“I share in the outrage of Occupy Wall Street, which is this country doles it out unfairly,” Johnson said. Politicians, he said, “have their hands out for money to give your special loophole, your special comeuppance, and companies, groups, they pay for that.”
Johnson said this is his seventh or eighth campaign trip to Florida, but “it’s my second trip here as a Libertarian candidate.”
In December, after getting miniscule support and media attention in the Republican primary race, he left the GOP and launched his Libertarian campaign.
He is the best-known candidate in the lengthy Libertarian field; the party will choose its nominee at its national convention in Las Vegas in May.
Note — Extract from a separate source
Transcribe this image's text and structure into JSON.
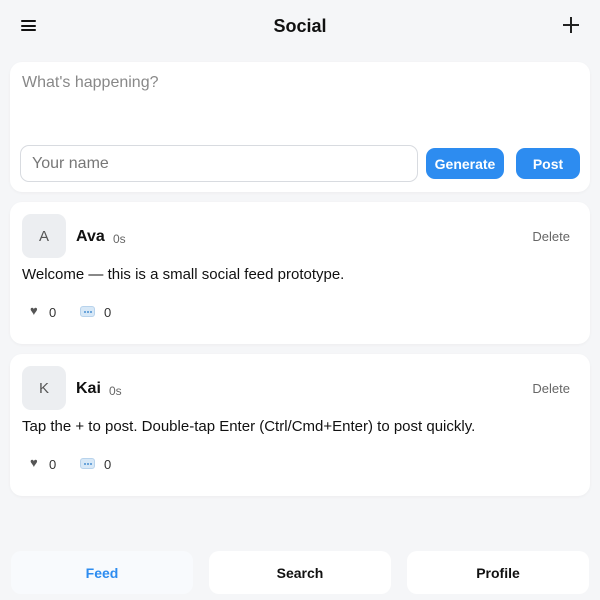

A Libertarian candidate has never received above 1 percent in a U.S. presidential election, but Johnson gave several reasons why he might be able to break through the dominant two-party system.
One is being on the ballot in all 50 states, as the national Libertarian Party expects will happen for its nominee. Another is that, according to Johnson, “65 percent of Americans right now say they would consider voting for a third-party candidate.” When Ross Perot ran in 1992, that number was about 40 percent, he noted.
“Anything can happen, and then there is the notion that a Libertarian candidate could poll in the 15 percent range and be on the debate stage in the general election. And to me that’s an opportunity to advance these ideas that I think really do offer up a solution,” he said.
Johnson, who was governor of New Mexico from 1995 to 2003, emphasized that he has the resume to back up his agenda as well.
He cut taxes 14 times, left the state with a balanced budget, and was known as “Governor Veto” for his prodigious use of the veto pen for bills from both Democrats and Republicans.
“I didn’t crawl out from under a culvert to be here talking about this. I vetoed 750 bills while I was governor of New Mexico,” he said when asked how he can mobilize support to get the U.S. government headed in a different direction. “Getting elected as the governor, getting elected as president of the United States, there’s a mandate that goes along with that, there’s a leadership mandate that goes along with that.”
Just two of his vetoes were overturned, he added.
Johnson faces an uphill battle to make a significant impact on the general election this fall, but he has climbed mountains before – some of the tallest in the world.
Johnson has scaled the highest peaks on four continents, including Mount Everest. He has three mountains to go, he said.
He says he has competed as an athlete in mountain bike races and ski competitions his whole life. Last Saturday, he and a teammate took third place among about 25 teams in a ski contest in Taos, New Mexico, where he lives.
Leaving the Republican Party, Johnson says, has been “really refreshing.”
“I’m not going to have to make excuses for why I think the world vilifies Republicans, and that is the Republicans want to pass laws concerning what you and I can do in the bedroom,” he said. “And I don’t think many people like that about Republicans.”